Now the questions are: What to do until it bottoms? What to invest in? Where to park the money?
3 years of 7,5% to 5% inflation means almost 20% less value in cash. That doesn’t sound that good, so maybe invest in some good companies? But what companies do good in such an environment.
For that I asked myself, what would I do, if I were to lose my job during this stagflation? (and let’s assume I have no emergency fund). I came up with this and tried to relate that to companies with products for which there will be demand:
Sell stuff that I don’t need in order to get cash, including my portfolio / my car
Second hand dealers might do well during stagflation
Cardealers might do well (at least at some point)

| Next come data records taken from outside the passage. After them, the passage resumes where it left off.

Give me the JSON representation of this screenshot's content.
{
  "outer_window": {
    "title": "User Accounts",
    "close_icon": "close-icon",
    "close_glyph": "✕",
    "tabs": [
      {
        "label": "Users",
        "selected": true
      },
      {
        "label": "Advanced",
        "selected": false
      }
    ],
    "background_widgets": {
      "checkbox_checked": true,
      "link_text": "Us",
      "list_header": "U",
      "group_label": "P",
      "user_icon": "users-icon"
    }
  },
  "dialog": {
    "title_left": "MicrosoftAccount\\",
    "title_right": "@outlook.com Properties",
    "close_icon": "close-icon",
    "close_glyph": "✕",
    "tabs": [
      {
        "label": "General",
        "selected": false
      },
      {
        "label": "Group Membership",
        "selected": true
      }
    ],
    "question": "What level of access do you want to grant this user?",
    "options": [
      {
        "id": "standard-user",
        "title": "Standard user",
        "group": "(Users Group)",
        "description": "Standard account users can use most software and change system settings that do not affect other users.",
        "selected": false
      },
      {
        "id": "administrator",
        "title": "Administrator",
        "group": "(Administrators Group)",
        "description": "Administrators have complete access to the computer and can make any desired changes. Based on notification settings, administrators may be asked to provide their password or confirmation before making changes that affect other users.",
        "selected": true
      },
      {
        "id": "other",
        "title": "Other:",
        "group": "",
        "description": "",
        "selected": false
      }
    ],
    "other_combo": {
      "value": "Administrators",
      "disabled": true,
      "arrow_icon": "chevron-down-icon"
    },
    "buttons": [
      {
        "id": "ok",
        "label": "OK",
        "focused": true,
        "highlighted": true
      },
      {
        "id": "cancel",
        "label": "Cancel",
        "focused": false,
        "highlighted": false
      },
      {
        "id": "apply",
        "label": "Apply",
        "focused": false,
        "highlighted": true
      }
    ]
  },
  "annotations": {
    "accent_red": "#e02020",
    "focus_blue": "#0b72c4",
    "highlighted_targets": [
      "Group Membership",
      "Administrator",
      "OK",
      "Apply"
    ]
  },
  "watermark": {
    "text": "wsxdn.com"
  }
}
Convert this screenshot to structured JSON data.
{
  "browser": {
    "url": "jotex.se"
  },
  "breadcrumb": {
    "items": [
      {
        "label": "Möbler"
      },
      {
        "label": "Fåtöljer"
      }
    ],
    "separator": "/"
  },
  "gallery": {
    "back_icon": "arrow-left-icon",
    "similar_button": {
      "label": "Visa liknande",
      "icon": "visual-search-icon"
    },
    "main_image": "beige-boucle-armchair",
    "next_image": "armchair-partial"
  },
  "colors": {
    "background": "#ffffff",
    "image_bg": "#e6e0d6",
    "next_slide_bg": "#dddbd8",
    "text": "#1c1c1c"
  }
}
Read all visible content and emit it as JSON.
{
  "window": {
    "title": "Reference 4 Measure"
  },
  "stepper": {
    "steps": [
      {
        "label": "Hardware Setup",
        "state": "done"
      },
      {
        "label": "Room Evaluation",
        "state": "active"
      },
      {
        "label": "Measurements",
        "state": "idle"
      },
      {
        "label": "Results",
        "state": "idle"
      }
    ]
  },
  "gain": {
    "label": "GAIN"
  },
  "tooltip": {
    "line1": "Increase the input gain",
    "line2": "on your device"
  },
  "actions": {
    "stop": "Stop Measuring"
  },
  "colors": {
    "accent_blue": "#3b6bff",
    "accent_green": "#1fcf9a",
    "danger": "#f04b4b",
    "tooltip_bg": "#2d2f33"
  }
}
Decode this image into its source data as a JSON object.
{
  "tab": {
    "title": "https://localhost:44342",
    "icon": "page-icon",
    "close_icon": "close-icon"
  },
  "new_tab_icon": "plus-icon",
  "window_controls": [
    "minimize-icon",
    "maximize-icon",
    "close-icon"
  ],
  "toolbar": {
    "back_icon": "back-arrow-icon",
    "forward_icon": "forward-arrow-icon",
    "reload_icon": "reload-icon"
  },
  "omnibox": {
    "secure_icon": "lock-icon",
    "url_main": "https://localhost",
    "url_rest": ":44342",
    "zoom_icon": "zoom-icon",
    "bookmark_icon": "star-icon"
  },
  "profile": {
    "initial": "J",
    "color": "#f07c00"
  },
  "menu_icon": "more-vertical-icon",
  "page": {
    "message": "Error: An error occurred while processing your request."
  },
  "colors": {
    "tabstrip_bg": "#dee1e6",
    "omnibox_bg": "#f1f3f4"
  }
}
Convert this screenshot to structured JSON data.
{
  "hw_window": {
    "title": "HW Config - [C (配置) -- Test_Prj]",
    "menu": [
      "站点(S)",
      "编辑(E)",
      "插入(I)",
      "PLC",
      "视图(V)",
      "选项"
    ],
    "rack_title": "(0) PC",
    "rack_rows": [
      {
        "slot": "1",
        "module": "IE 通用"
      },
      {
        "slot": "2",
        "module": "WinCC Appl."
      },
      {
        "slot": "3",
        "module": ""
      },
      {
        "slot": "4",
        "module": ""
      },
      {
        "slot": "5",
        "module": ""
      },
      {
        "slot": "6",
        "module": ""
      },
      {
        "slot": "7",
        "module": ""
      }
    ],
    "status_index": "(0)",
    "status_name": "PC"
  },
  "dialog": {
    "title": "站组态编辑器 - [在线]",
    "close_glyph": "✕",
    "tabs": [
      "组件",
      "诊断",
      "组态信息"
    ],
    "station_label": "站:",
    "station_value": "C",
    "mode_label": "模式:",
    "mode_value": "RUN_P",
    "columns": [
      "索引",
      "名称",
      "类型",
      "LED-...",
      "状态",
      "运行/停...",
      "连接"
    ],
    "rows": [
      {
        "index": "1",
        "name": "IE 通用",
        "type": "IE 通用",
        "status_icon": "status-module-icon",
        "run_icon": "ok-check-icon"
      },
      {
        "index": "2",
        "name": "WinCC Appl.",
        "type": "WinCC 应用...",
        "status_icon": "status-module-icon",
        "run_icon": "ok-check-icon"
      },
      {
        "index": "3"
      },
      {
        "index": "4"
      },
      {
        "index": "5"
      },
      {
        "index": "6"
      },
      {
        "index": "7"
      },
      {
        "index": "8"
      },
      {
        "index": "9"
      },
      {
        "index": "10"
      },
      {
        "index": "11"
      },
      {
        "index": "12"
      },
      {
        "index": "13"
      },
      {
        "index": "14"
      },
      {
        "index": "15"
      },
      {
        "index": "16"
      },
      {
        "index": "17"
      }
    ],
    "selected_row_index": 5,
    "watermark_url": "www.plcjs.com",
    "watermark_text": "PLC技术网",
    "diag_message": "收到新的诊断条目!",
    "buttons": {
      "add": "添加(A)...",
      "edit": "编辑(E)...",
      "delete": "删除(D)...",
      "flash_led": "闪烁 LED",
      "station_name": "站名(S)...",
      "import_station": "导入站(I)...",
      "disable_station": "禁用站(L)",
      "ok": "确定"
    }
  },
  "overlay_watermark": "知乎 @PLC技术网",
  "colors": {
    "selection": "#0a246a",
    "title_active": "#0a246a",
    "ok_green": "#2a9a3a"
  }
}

Brokers should make a lot of money in 2022-2023 during the sell-offs
2) Cut all expenses for stuff not needed
No more Amazon Prime? No more overrated insurances?
3) Try to lend money somewhere else
Lending companies might do well
4) Search for a new job / search for a new home (move somewhere cheaper)
Job Portals might do well; real estate agents won’t profit because it was way more lucrative to sell new built home then to do rentals
5) A lot of free time means: Watch Tv
Broadcasting and Streamers might do well during stagflation
6) What else? Well, I would still have to eat and drink. And this is maybe my key point around the stagflation period: I would still have to buy groceries and essentials (like toilet paper, hygiene products, cleaning products, coffee, etc.) as well as communication services, energy and transportation…These are items people can’t do without.
Would I buy more of these products? Most probably not. So, on the one hand these companies will most likely do better than the rest of the companies because demand will stay up, but on the other hand their valuation can still go down from their sky-high PEs. And still because of inflation and pricing power they would profit from higher revenues and maybe better margins.
Some extra thoughts on point 6)
– Are there any plays with higher revenues but not necessarily higher costs? Are there any products out there which do not depend on energy or higher wages?
– Of course, the company has to produce free cash flow. (CASH is king, also check some recent Burry tweets https://www.reddit.com/r/Burryology/comments/xwe97z/_/?utm_source=share&utm_medium=web2x&context=3 and https://www.reddit.com/r/Burryology/comments/xwewlw/_/?utm_source=share&utm_medium=web2x&context=3)
– If a company has debt, especially termed out debt with a fixed yield, I consider this to be a good thing because they have already their yield secured and because they can buy back the bonds at a discount
– Does anyone know where I can get data on which stocks performed well during 1973-1980?
TL;DR in a stagflation period buy companies which offer essential products and services which we need on the day to day basis, with pricing power, good free cash flow, termed out debt and are as least as possible depending on energy prices.
So, all of this being said, I have one final questions for you: What is YOUR stagflation bear market buy?
One possible answer, but not my favourite one, could be: Put the money in I-Bonds (https://www.treasurydirect.gov/savings-bonds/i-bonds)
Put $10K ($20K for married couples). Automatic 9.62% return for the next 6 months, followed by a 6.5% return for the following 6 months, amounting to around 8% return for the first year. You have to hold it there for a year. Minus 3 months interest if you withdraw before 5 years.
ALL OF THIS IS NOT FINANCIAL ADVICE. DO YOUR OWN THINKING.